__Exercise goal__. The result should be a full, exact repeat of the entries, free of pictures.

__Material for this exercise__.
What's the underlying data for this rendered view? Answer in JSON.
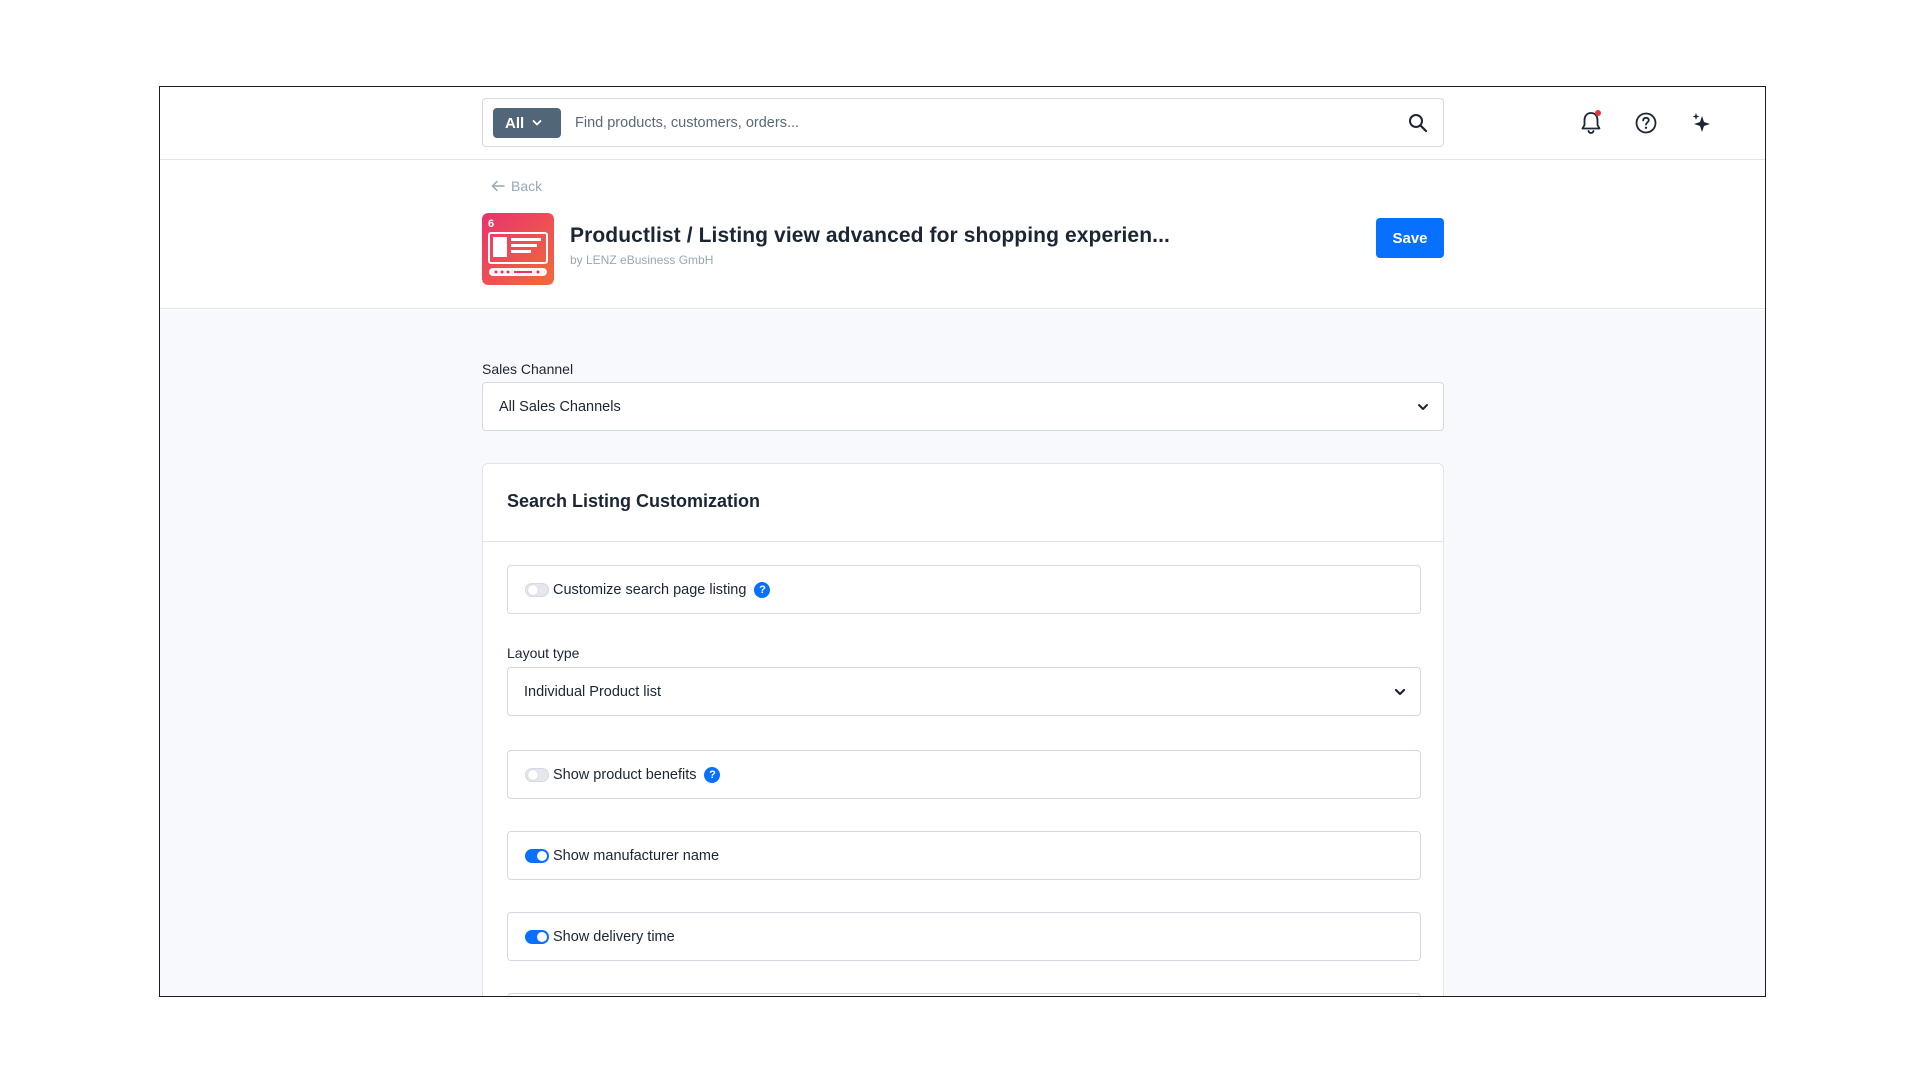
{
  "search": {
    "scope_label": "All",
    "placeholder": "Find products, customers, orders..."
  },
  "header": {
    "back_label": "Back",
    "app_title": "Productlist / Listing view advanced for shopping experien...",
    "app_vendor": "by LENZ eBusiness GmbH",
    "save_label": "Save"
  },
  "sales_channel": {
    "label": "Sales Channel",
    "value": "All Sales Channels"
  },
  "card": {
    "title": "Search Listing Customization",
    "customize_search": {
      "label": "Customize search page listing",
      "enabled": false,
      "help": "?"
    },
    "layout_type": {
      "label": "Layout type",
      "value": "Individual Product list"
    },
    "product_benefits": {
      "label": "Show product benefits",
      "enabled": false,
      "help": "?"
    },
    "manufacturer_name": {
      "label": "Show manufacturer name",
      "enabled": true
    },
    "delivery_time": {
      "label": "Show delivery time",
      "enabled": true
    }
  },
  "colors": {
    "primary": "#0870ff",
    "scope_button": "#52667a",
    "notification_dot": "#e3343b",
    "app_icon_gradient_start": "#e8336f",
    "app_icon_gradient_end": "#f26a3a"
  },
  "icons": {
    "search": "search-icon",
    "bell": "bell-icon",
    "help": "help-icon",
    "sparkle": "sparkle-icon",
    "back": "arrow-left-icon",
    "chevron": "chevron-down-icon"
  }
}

__Answer box__.
What's the underlying data for this rendered view? Answer in JSON.
{
  "search": {
    "scope_label": "All",
    "placeholder": "Find products, customers, orders..."
  },
  "header": {
    "back_label": "Back",
    "app_title": "Productlist / Listing view advanced for shopping experien...",
    "app_vendor": "by LENZ eBusiness GmbH",
    "save_label": "Save"
  },
  "sales_channel": {
    "label": "Sales Channel",
    "value": "All Sales Channels"
  },
  "card": {
    "title": "Search Listing Customization",
    "customize_search": {
      "label": "Customize search page listing",
      "enabled": false,
      "help": "?"
    },
    "layout_type": {
      "label": "Layout type",
      "value": "Individual Product list"
    },
    "product_benefits": {
      "label": "Show product benefits",
      "enabled": false,
      "help": "?"
    },
    "manufacturer_name": {
      "label": "Show manufacturer name",
      "enabled": true
    },
    "delivery_time": {
      "label": "Show delivery time",
      "enabled": true
    }
  },
  "colors": {
    "primary": "#0870ff",
    "scope_button": "#52667a",
    "notification_dot": "#e3343b",
    "app_icon_gradient_start": "#e8336f",
    "app_icon_gradient_end": "#f26a3a"
  },
  "icons": {
    "search": "search-icon",
    "bell": "bell-icon",
    "help": "help-icon",
    "sparkle": "sparkle-icon",
    "back": "arrow-left-icon",
    "chevron": "chevron-down-icon"
  }
}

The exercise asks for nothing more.